The North American Bitcoin Conference had a number of great guests this year in Miami. As with most Bitcoin conferences, there was a strong Bitcoin.com presence, the main supporter of Bitcoin Cash.
A representative for Bitcoin.com took the stage to tell us all about the benefits of Bitcoin Cash and then informed us that they would be giving away “free money” to everyone in the audience. If we would just reach under our chairs we would find a handout that had a scratch-off QR code. This QR code was to a private key to a paper wallet that held a few dollars in Bitcoin Cash, but potentially up to $500!
Like most people in the audience, I reached down to grab my handout and started scratching it off out of curiosity. As the speaker finished his talk, I download their wallet app, scanned the paper wallet and swept all of the funds. Expecting to see a couple dollars, I was shocked to see the wallet balance say $509. What should have been a moment of euphoria and excitement, actually turned into one of the most frustrating experiences with cryptocurrency I have ever had, and I have sent countless cryptocurrency transactions.
Not one to blindly trust a sudden windfall from a pamphlet under a chair, I made a small test transaction to my main wallet. I sent about $20 to make sure everything was working properly.
Thirty minutes later I had not so much as received a single confirmation. Okay, well maybe my fee just wasn’t high enough and miners aren’t picking it up. Doesn’t Bitcoin Cash advertise fast and nearly free transactions? I found the setting in the wallet that allowed me to raise my fee from “normal” to “urgent,” this was the maximum fee I could pay via this wallet. Let’s try again.
I sent a $3 transaction with the high fee category. Ten minutes later, no confirmations and no confirmations on my first transaction.
Alright, maybe I had an error with my address. I refreshed my address in the receiving wallet and sent to the new address. Two transactions of $3. Still no confirmations on any of the transactions.
At this point about an hour had passed, and I had sent 4 transactions, none of which had even received a single confirmation. Frustration replaced my excitement.
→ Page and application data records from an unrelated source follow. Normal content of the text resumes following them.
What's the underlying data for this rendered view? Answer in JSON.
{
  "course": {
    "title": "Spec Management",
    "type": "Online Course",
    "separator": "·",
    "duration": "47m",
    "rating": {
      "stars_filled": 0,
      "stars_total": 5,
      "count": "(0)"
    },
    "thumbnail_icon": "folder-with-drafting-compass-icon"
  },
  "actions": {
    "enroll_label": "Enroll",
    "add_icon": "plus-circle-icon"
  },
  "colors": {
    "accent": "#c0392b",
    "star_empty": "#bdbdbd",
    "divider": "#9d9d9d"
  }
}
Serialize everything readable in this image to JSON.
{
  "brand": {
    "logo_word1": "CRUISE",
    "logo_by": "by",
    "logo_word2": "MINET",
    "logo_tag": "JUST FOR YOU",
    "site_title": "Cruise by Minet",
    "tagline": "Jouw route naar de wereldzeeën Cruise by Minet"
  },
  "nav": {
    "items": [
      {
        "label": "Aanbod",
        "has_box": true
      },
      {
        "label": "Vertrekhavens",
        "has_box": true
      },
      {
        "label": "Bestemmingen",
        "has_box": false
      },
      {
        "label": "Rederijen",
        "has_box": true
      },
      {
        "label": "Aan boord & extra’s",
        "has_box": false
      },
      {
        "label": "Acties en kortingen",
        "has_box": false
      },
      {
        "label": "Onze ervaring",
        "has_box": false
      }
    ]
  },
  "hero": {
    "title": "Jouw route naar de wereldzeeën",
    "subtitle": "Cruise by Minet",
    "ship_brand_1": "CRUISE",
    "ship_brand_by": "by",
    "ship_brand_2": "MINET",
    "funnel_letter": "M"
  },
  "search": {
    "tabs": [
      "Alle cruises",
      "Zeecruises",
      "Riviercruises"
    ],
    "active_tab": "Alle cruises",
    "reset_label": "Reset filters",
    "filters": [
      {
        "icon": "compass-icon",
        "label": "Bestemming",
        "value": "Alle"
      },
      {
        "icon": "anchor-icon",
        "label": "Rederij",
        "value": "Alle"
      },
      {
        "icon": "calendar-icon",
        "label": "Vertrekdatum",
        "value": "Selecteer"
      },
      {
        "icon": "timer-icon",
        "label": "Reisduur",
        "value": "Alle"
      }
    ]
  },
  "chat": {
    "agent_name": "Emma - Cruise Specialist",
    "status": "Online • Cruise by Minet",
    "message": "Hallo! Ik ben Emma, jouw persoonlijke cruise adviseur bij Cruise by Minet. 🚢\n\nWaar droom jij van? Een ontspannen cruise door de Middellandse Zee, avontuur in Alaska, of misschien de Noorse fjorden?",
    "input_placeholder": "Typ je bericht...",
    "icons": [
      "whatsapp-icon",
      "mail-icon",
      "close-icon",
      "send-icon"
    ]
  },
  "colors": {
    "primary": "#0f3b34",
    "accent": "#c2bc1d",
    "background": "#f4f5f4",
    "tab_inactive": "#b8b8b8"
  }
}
The conference was ending, and I resigned to waiting to see if the network would eventually process my transactions.
I started doing a little more research at this point and saw that at times the last block was posted 20 minutes ago and the network was still waiting on a new block. There should be a block about every 10 minutes. I also discovered the hashrate had been worse than cut in half due to the debacle with Bitcoin SV.
Bitcoin Cash had branded itself as the fast and cheap alternative to Bitcoin, yet my experience with it was anything but that.
The transactions did finally confirm and settle — five hours from when I sent the first transaction. Now, we can’t know exactly why this happened. The problem may have been on the wallet side. The wallet was the official Bitcoin.com wallet, so regardless of whether this was an issue with the wallet or the Bitcoin Cash blockchain, it reflected extremely poorly on Bitcoin.com and Bitcoin Cash.
The entire presentation was about how Bitcoin Cash is a fast alternative to cash (and Bitcoin) and that it should be used as such, yet when I actually attempted to use the network for what was practically the first time I was wishing I just had Bitcoin to send.
Ultimately I concluded that the Bitcoin Cash network appears to have truly suffered some damage due to the Bitcoin SV fork. If you examine the Bitcoin Cash hash power from before the fork to Dec. 15, it lost 80 percent of its previous hashing power. If you measure from its peak November hash power, it dropped from 8095 PH/s to 980 PH/s by December.
The network may be having trouble adjusting to the correct difficulty rate due to the volatility in the hashrate, or it could be suffering from something else that is harder to identify. I observed true abnormalities in the blocktime and the inability for nodes to confirm transactions that had been broadcasted for hours.
So, clearly, Bitcoin Cash has suffered a blow from the Bitcoin SV fork. The lack of cohesion in the community has gotten in the way of achieving the goal of the network, fast and cheap cash. The network has suffered on functionality and security levels due to the fork. Bitcoin Cash and Bitcoin SV have similar hashing power now, so there does not appear to be a true winner from a hash power perspective. This is dangerous to both chains and leaves both of them vulnerable to further discord.
The legacy of Bitcoin Cash is one of forking off, and it is no surprise its legacy produced another fork. The fact that the Bitcoin SV fork occurred indicates that both Bitcoin Cash and Bitcoin SV are vulnerable to additional forks. As long as factions within a community continue to fork off and achieve some sort of gain, it sets the stage for it to happen again… and again.
It seems the most important thing to do for either of these chains is to build a community identity that is greater than merely existing in opposition to another vision. Bitcoin Cash and Bitcoin SV mainly have defined their communities as “Not Bitcoin” or “Not Bitcoin Cash.” They are those that opposed the community created around other visions but only build community cohesion through dissent with a more established community.